|Highlights||Technistone quartz surfaces are available in over 20 colors with variable sized quartz crystal patterns. Besides their earth-tone colors, Technistone offers some brighter colors including red and green.|
|Highlights||Zodiaq countertops made by DuPont™ are quartz-based products available in a moderate quantity of colors. Part of the Zodiaq collection includes the OKITE collection made by Seieffe Industries in Italy. OKITE surfacing is characterized by variable veining that mimics the look of marble. Zodiaq's Terra Collection contains 50% pre-consumer recycled glass.|
|Highlights||Granite Transformations uses crushed granite as one of the main constituents in its Trend Stone line of countertop products. The innovation here is that Granite Transformations countertops are made to fit over your existing countertops like a slip cover. No demo work is required. They can also be installed in new applications over a substrate. They also offer a Trend Glass product, made with glass and stone fragments. There are over 30 colors combined in both of these product lines.|
|Highlights||Marghestone is a marble-based engineered stone made by Verona Marble Company. These countertops include marble aggregate along with other materials like glass chips and mother of pearl. Marghestone is slightly less scratch resistant than a granite or quartz engineered stone and are intended for bathroom rather than kitchen countertops.|
|Highlights||Agglosimplex is another marble-based engineered stone countertop product made by Verona Marble Company. Like Marghestone, it's meant for bathroom applications rather than as a kitchen countertop. Agglosimplex is offered in a small range of colors including some darker shades not found in the Marghestone line.|
|Highlights||Concetto by Caesarstone is a truly unique product among the engineered stone offerings. Rather than crushed stone aggregate, Concetto uses "slices" and larger pieces of semi-precious stones to make up the finished slabs of material. These stone pieces are individually hand-set in the manufacturing process to achieve the unique look. Some stones are translucent and can be backlit for added impact. These products are costly however.|
This kind of countertop material isn't hard to find.
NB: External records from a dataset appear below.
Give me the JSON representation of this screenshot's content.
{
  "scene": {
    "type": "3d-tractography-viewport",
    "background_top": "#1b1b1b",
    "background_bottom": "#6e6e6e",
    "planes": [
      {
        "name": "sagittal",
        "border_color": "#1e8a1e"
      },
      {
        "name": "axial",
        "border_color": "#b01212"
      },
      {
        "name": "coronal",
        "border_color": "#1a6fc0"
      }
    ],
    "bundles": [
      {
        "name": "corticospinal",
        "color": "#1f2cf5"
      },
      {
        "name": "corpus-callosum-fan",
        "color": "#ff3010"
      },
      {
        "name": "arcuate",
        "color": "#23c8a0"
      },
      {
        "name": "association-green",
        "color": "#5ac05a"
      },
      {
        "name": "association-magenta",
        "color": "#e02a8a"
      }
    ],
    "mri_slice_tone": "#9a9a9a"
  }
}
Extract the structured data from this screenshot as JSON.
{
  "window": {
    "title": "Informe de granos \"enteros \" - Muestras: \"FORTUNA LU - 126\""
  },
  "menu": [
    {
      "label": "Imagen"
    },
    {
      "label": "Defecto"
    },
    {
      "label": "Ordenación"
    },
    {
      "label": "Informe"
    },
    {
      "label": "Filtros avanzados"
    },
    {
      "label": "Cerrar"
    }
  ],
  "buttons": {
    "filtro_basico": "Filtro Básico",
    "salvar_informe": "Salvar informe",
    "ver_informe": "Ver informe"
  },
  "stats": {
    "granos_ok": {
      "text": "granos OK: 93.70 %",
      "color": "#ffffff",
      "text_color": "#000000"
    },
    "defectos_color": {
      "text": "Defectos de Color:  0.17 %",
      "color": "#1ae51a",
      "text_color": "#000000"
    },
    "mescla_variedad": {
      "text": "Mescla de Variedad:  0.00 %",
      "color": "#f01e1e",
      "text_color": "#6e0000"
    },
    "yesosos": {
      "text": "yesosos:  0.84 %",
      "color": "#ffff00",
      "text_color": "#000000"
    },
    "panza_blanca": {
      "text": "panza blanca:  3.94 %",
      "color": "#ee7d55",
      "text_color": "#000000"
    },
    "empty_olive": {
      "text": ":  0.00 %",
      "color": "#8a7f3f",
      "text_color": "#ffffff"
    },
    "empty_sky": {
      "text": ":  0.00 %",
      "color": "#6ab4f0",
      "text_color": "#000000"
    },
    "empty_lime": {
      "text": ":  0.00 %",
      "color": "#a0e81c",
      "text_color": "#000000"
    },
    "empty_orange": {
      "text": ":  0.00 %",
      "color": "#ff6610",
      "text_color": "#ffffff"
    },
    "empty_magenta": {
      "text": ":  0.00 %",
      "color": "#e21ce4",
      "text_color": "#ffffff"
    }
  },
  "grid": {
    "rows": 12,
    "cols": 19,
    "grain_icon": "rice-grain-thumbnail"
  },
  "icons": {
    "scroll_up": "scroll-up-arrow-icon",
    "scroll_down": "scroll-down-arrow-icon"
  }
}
The only drawback you might encounter is finding one of the particular brands in your local area, depending on where you live.
Keep in mind that most engineered stone products are also classified as "quartz" and you'll most likely see them advertised under this name. While the majority of engineered stone surfacing uses quartz don't forget that there are other types of stone/minerals that make up this category.
Big-box home improvement centers like The Home Depot and Lowe's provide installation services for several of the name-brand quartz surfacing products. Other sources include local countertop fabrication and installation businesses, building product dealers and kitchen/bath specialty firms.
If you're interested in one particular brand of engineered stone the best way to find where to get them in your local area is to simply use the dealer locator function on their website.
To make it easier than having to search yourself, you can have local countertop suppliers in your area contact you instead.
Simply fill in your zip code in the box to the left and follow the prompts from there.
It's a convenient way to have countertop suppliers come to you and as part of the process, provide you with free, no-obligation estimates.